Entries from a dataset of interfaces
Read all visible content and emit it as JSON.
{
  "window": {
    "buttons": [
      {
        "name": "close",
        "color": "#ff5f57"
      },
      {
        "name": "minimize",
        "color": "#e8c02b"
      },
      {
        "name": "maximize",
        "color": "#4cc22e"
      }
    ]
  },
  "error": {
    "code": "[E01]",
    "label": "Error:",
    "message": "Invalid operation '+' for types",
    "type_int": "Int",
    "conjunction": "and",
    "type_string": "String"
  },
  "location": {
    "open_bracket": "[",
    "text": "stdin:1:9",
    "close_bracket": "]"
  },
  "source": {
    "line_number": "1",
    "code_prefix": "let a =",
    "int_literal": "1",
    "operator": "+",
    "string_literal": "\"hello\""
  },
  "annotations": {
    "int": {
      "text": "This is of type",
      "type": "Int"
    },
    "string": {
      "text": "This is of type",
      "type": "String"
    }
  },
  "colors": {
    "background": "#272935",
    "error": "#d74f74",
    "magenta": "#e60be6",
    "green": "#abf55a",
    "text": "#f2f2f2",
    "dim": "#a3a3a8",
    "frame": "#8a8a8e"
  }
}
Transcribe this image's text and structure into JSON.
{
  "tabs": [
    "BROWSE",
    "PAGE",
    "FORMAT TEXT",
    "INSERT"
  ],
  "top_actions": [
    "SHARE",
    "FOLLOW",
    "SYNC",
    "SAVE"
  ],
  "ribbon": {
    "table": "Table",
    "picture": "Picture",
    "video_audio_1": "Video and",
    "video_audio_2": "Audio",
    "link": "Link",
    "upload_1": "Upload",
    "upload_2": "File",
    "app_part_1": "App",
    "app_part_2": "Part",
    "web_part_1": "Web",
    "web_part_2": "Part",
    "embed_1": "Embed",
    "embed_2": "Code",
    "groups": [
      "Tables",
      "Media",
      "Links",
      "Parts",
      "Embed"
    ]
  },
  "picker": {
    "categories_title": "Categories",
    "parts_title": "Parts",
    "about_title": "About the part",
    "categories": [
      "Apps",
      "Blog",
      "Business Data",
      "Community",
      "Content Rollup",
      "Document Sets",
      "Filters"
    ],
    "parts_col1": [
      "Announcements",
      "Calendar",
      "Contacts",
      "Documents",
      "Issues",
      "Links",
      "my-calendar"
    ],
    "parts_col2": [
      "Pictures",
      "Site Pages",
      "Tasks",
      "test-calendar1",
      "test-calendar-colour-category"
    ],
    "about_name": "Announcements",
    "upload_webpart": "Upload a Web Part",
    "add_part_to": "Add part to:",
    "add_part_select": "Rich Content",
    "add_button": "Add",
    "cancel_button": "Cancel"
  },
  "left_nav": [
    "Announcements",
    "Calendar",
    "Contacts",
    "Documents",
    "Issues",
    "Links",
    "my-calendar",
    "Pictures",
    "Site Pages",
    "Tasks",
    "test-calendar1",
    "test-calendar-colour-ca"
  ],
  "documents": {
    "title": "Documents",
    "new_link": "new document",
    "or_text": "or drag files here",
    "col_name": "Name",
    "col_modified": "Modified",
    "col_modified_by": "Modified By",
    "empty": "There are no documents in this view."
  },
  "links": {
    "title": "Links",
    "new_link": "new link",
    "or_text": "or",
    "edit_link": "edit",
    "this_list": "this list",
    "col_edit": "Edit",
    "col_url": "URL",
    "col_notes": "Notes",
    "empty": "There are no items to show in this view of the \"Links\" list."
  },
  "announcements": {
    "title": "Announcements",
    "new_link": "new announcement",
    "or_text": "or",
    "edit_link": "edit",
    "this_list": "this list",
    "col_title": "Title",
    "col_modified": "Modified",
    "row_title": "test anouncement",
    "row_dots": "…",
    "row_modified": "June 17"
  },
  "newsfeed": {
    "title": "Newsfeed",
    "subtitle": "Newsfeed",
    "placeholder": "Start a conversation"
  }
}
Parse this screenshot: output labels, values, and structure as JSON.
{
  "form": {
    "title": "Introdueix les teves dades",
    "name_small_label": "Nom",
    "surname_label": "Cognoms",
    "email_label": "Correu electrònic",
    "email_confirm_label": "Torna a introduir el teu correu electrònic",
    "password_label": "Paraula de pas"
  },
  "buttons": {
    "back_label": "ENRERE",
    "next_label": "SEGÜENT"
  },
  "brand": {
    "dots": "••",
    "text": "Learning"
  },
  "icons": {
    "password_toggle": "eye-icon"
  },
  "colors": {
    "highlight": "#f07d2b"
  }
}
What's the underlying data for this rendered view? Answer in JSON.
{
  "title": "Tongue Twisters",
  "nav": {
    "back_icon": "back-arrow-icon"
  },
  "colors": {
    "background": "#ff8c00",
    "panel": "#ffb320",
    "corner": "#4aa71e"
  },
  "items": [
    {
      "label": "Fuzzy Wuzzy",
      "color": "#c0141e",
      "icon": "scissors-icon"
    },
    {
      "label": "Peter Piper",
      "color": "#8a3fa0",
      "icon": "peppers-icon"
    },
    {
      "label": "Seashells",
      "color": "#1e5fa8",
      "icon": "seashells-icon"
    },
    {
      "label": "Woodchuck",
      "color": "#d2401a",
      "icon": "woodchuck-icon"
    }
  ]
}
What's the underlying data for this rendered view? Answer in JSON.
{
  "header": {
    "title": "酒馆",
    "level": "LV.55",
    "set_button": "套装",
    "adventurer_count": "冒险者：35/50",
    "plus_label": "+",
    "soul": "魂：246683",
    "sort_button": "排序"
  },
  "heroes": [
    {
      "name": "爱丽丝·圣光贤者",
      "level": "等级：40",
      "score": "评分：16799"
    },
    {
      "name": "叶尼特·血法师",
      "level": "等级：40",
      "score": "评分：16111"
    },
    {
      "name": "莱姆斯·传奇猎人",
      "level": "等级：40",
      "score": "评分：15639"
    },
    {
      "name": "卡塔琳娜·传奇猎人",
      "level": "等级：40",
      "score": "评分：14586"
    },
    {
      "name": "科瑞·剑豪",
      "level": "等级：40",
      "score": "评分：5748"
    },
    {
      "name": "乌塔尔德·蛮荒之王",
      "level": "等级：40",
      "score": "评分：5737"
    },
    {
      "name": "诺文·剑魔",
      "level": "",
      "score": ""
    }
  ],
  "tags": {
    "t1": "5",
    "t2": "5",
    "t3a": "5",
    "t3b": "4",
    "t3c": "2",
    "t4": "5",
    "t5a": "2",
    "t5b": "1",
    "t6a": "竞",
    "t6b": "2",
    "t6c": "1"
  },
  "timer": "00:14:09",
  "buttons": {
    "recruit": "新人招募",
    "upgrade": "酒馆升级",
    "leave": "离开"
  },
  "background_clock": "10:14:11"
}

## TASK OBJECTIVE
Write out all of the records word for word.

## RESULT FOR THIS TASK
Read all visible content and emit it as JSON.
{
  "window": {
    "buttons": [
      {
        "name": "close",
        "color": "#ff5f57"
      },
      {
        "name": "minimize",
        "color": "#e8c02b"
      },
      {
        "name": "maximize",
        "color": "#4cc22e"
      }
    ]
  },
  "error": {
    "code": "[E01]",
    "label": "Error:",
    "message": "Invalid operation '+' for types",
    "type_int": "Int",
    "conjunction": "and",
    "type_string": "String"
  },
  "location": {
    "open_bracket": "[",
    "text": "stdin:1:9",
    "close_bracket": "]"
  },
  "source": {
    "line_number": "1",
    "code_prefix": "let a =",
    "int_literal": "1",
    "operator": "+",
    "string_literal": "\"hello\""
  },
  "annotations": {
    "int": {
      "text": "This is of type",
      "type": "Int"
    },
    "string": {
      "text": "This is of type",
      "type": "String"
    }
  },
  "colors": {
    "background": "#272935",
    "error": "#d74f74",
    "magenta": "#e60be6",
    "green": "#abf55a",
    "text": "#f2f2f2",
    "dim": "#a3a3a8",
    "frame": "#8a8a8e"
  }
}
Transcribe this image's text and structure into JSON.
{
  "tabs": [
    "BROWSE",
    "PAGE",
    "FORMAT TEXT",
    "INSERT"
  ],
  "top_actions": [
    "SHARE",
    "FOLLOW",
    "SYNC",
    "SAVE"
  ],
  "ribbon": {
    "table": "Table",
    "picture": "Picture",
    "video_audio_1": "Video and",
    "video_audio_2": "Audio",
    "link": "Link",
    "upload_1": "Upload",
    "upload_2": "File",
    "app_part_1": "App",
    "app_part_2": "Part",
    "web_part_1": "Web",
    "web_part_2": "Part",
    "embed_1": "Embed",
    "embed_2": "Code",
    "groups": [
      "Tables",
      "Media",
      "Links",
      "Parts",
      "Embed"
    ]
  },
  "picker": {
    "categories_title": "Categories",
    "parts_title": "Parts",
    "about_title": "About the part",
    "categories": [
      "Apps",
      "Blog",
      "Business Data",
      "Community",
      "Content Rollup",
      "Document Sets",
      "Filters"
    ],
    "parts_col1": [
      "Announcements",
      "Calendar",
      "Contacts",
      "Documents",
      "Issues",
      "Links",
      "my-calendar"
    ],
    "parts_col2": [
      "Pictures",
      "Site Pages",
      "Tasks",
      "test-calendar1",
      "test-calendar-colour-category"
    ],
    "about_name": "Announcements",
    "upload_webpart": "Upload a Web Part",
    "add_part_to": "Add part to:",
    "add_part_select": "Rich Content",
    "add_button": "Add",
    "cancel_button": "Cancel"
  },
  "left_nav": [
    "Announcements",
    "Calendar",
    "Contacts",
    "Documents",
    "Issues",
    "Links",
    "my-calendar",
    "Pictures",
    "Site Pages",
    "Tasks",
    "test-calendar1",
    "test-calendar-colour-ca"
  ],
  "documents": {
    "title": "Documents",
    "new_link": "new document",
    "or_text": "or drag files here",
    "col_name": "Name",
    "col_modified": "Modified",
    "col_modified_by": "Modified By",
    "empty": "There are no documents in this view."
  },
  "links": {
    "title": "Links",
    "new_link": "new link",
    "or_text": "or",
    "edit_link": "edit",
    "this_list": "this list",
    "col_edit": "Edit",
    "col_url": "URL",
    "col_notes": "Notes",
    "empty": "There are no items to show in this view of the \"Links\" list."
  },
  "announcements": {
    "title": "Announcements",
    "new_link": "new announcement",
    "or_text": "or",
    "edit_link": "edit",
    "this_list": "this list",
    "col_title": "Title",
    "col_modified": "Modified",
    "row_title": "test anouncement",
    "row_dots": "…",
    "row_modified": "June 17"
  },
  "newsfeed": {
    "title": "Newsfeed",
    "subtitle": "Newsfeed",
    "placeholder": "Start a conversation"
  }
}
Parse this screenshot: output labels, values, and structure as JSON.
{
  "form": {
    "title": "Introdueix les teves dades",
    "name_small_label": "Nom",
    "surname_label": "Cognoms",
    "email_label": "Correu electrònic",
    "email_confirm_label": "Torna a introduir el teu correu electrònic",
    "password_label": "Paraula de pas"
  },
  "buttons": {
    "back_label": "ENRERE",
    "next_label": "SEGÜENT"
  },
  "brand": {
    "dots": "••",
    "text": "Learning"
  },
  "icons": {
    "password_toggle": "eye-icon"
  },
  "colors": {
    "highlight": "#f07d2b"
  }
}
What's the underlying data for this rendered view? Answer in JSON.
{
  "title": "Tongue Twisters",
  "nav": {
    "back_icon": "back-arrow-icon"
  },
  "colors": {
    "background": "#ff8c00",
    "panel": "#ffb320",
    "corner": "#4aa71e"
  },
  "items": [
    {
      "label": "Fuzzy Wuzzy",
      "color": "#c0141e",
      "icon": "scissors-icon"
    },
    {
      "label": "Peter Piper",
      "color": "#8a3fa0",
      "icon": "peppers-icon"
    },
    {
      "label": "Seashells",
      "color": "#1e5fa8",
      "icon": "seashells-icon"
    },
    {
      "label": "Woodchuck",
      "color": "#d2401a",
      "icon": "woodchuck-icon"
    }
  ]
}
What's the underlying data for this rendered view? Answer in JSON.
{
  "header": {
    "title": "酒馆",
    "level": "LV.55",
    "set_button": "套装",
    "adventurer_count": "冒险者：35/50",
    "plus_label": "+",
    "soul": "魂：246683",
    "sort_button": "排序"
  },
  "heroes": [
    {
      "name": "爱丽丝·圣光贤者",
      "level": "等级：40",
      "score": "评分：16799"
    },
    {
      "name": "叶尼特·血法师",
      "level": "等级：40",
      "score": "评分：16111"
    },
    {
      "name": "莱姆斯·传奇猎人",
      "level": "等级：40",
      "score": "评分：15639"
    },
    {
      "name": "卡塔琳娜·传奇猎人",
      "level": "等级：40",
      "score": "评分：14586"
    },
    {
      "name": "科瑞·剑豪",
      "level": "等级：40",
      "score": "评分：5748"
    },
    {
      "name": "乌塔尔德·蛮荒之王",
      "level": "等级：40",
      "score": "评分：5737"
    },
    {
      "name": "诺文·剑魔",
      "level": "",
      "score": ""
    }
  ],
  "tags": {
    "t1": "5",
    "t2": "5",
    "t3a": "5",
    "t3b": "4",
    "t3c": "2",
    "t4": "5",
    "t5a": "2",
    "t5b": "1",
    "t6a": "竞",
    "t6b": "2",
    "t6c": "1"
  },
  "timer": "00:14:09",
  "buttons": {
    "recruit": "新人招募",
    "upgrade": "酒馆升级",
    "leave": "离开"
  },
  "background_clock": "10:14:11"
}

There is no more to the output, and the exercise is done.